--- START ---
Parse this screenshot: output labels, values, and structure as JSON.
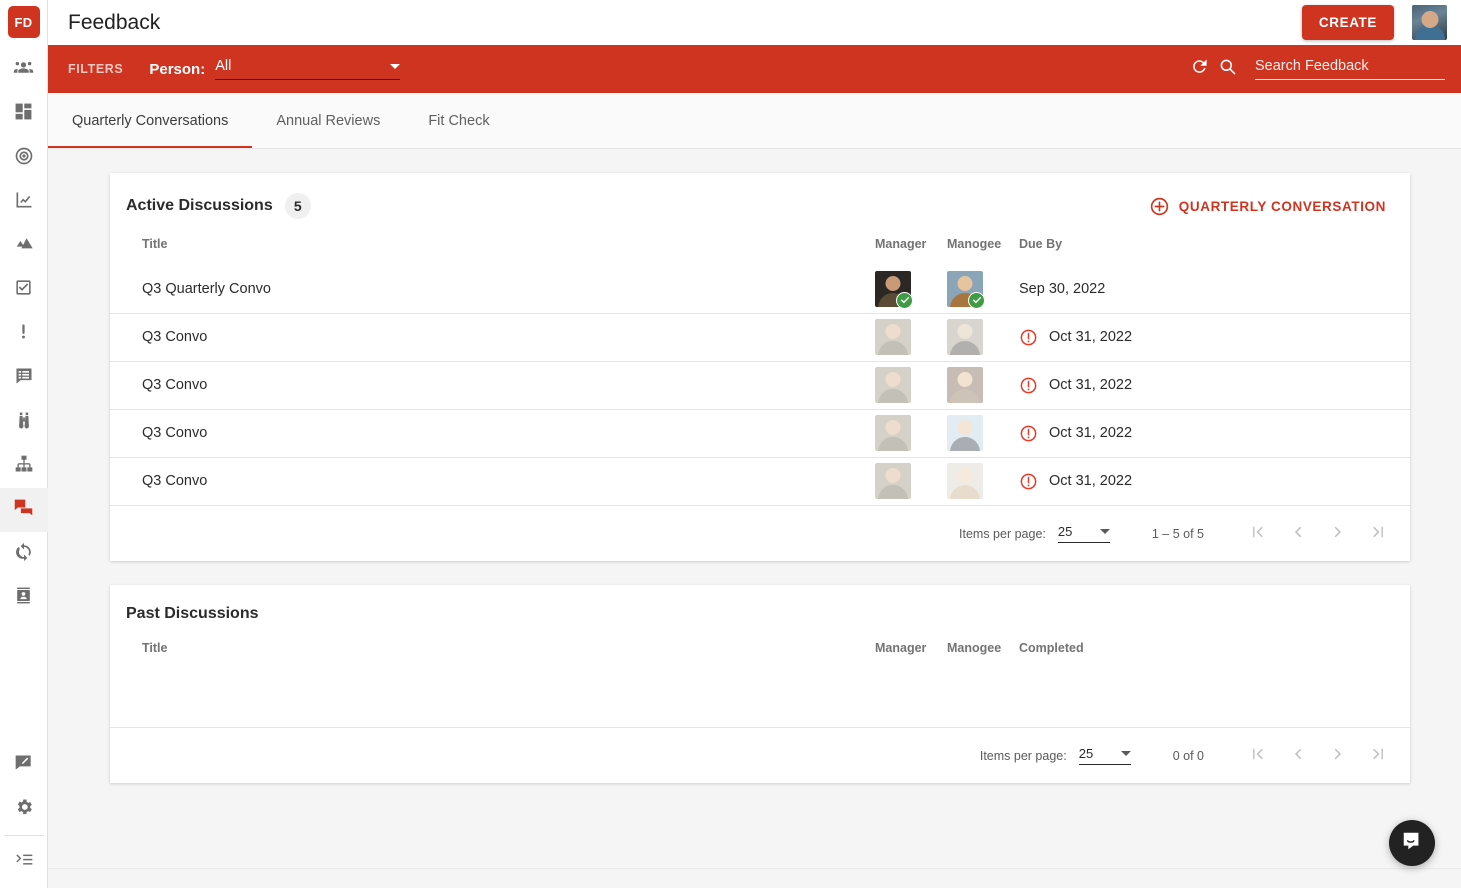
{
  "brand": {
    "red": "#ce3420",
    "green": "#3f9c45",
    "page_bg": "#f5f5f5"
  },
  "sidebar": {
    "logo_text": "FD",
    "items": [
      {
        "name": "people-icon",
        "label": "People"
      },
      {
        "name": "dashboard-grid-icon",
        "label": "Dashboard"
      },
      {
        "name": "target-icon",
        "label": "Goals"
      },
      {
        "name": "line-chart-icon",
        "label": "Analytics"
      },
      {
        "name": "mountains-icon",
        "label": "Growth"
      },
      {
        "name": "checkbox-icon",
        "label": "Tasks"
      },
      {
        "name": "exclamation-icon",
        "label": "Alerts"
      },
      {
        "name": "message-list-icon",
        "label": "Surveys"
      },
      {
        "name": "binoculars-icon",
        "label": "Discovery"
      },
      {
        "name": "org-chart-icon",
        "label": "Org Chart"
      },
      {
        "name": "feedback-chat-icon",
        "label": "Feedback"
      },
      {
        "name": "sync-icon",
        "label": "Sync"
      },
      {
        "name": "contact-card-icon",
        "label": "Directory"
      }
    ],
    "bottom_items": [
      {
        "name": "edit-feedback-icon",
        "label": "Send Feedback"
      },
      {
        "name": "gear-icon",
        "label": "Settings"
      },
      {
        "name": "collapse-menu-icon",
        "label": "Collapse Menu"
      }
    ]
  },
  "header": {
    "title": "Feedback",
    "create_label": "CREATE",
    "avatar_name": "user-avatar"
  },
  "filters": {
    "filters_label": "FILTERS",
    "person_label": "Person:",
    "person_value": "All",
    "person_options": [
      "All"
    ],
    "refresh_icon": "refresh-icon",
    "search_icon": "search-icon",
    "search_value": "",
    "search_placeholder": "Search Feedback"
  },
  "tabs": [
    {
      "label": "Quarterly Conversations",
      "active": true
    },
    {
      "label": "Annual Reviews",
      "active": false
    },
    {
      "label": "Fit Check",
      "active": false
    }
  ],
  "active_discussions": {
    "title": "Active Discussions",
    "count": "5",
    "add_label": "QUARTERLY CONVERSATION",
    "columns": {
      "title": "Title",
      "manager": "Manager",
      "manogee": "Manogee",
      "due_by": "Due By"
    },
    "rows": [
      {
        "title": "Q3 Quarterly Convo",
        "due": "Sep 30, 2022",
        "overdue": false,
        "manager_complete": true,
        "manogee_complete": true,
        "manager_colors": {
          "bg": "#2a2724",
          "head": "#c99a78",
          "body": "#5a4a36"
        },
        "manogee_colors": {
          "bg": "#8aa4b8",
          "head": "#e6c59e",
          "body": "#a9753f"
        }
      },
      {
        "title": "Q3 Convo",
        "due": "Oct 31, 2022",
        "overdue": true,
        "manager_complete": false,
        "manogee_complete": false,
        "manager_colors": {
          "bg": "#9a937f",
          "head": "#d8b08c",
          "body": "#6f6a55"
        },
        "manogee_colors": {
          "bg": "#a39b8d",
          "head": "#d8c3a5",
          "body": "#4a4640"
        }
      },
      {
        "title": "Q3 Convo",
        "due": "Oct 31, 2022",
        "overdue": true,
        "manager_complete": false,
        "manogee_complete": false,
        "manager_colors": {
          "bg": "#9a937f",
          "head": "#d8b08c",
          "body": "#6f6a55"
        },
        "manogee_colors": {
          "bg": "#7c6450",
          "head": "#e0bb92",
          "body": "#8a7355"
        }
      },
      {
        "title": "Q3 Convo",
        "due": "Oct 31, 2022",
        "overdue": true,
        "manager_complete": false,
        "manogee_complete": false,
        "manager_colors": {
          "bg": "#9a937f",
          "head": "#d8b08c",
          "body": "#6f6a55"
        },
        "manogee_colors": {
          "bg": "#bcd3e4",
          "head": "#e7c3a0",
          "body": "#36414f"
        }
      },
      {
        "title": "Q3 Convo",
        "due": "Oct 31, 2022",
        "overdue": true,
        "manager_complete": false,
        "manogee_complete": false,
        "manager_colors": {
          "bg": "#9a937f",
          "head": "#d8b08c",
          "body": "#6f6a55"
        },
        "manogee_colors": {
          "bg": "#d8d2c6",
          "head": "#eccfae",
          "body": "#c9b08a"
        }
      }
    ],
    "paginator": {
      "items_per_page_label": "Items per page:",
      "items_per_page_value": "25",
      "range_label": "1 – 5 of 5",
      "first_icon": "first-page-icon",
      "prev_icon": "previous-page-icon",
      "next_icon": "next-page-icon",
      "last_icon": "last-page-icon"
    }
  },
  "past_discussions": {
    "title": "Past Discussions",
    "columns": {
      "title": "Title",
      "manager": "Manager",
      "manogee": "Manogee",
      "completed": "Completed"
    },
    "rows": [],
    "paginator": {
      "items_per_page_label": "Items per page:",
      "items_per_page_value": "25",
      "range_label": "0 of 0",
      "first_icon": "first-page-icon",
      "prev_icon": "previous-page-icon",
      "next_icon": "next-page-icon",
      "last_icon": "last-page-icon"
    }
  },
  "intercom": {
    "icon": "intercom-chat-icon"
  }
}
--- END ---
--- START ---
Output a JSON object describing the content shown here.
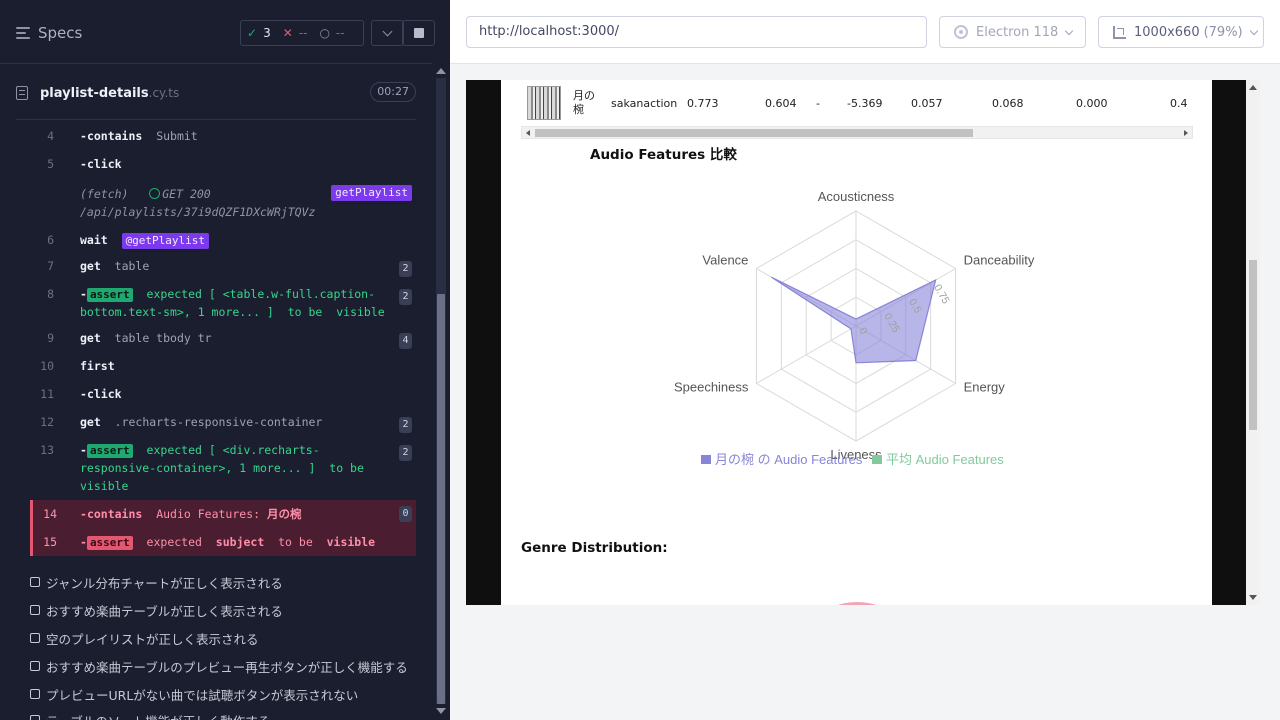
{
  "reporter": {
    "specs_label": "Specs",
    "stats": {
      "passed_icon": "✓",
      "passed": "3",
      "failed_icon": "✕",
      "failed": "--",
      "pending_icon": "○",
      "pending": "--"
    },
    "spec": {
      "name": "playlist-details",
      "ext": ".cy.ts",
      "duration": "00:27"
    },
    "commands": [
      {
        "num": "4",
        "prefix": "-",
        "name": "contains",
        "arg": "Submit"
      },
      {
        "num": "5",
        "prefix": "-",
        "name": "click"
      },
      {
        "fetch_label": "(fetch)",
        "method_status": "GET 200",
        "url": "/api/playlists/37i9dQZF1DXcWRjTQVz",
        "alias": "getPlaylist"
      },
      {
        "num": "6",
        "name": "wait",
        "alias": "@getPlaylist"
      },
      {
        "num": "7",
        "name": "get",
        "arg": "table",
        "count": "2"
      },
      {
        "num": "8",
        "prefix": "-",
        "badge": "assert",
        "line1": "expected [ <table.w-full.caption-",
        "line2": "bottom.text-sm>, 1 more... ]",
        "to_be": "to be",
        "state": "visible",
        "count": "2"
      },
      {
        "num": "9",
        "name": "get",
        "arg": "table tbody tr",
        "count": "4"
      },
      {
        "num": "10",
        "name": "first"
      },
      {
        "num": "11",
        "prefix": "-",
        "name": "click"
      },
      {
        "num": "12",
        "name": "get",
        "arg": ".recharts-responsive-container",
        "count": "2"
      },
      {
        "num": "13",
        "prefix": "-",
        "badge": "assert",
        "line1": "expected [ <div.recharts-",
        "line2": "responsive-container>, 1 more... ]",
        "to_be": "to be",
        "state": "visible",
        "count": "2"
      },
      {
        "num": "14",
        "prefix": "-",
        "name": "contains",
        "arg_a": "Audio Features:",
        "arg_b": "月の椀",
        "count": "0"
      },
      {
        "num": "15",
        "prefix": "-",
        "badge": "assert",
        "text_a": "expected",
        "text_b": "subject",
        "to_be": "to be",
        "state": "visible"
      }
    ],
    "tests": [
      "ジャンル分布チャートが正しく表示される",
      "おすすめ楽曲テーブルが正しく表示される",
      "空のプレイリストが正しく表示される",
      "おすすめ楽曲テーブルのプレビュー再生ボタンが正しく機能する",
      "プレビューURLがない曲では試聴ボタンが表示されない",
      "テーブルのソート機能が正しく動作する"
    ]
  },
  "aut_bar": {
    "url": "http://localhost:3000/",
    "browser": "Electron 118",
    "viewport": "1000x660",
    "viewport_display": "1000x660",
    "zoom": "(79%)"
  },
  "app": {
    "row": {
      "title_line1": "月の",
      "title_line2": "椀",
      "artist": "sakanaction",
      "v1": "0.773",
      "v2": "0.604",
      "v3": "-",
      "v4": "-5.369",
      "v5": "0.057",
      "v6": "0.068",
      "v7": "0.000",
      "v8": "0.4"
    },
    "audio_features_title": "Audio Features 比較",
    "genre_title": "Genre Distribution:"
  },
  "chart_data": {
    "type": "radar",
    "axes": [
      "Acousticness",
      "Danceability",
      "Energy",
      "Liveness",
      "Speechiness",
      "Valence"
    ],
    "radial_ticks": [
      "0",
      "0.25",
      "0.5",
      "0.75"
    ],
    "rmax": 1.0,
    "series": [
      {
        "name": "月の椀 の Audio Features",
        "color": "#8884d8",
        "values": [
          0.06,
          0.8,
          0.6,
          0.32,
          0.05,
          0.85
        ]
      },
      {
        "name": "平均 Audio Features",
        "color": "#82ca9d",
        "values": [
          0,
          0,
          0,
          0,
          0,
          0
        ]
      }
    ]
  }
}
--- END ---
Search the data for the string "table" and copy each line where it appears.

* [FINAL ANSWER]:
        "arg": "table",
        "line1": "expected [ <table.w-full.caption-",
        "arg": "table tbody tr",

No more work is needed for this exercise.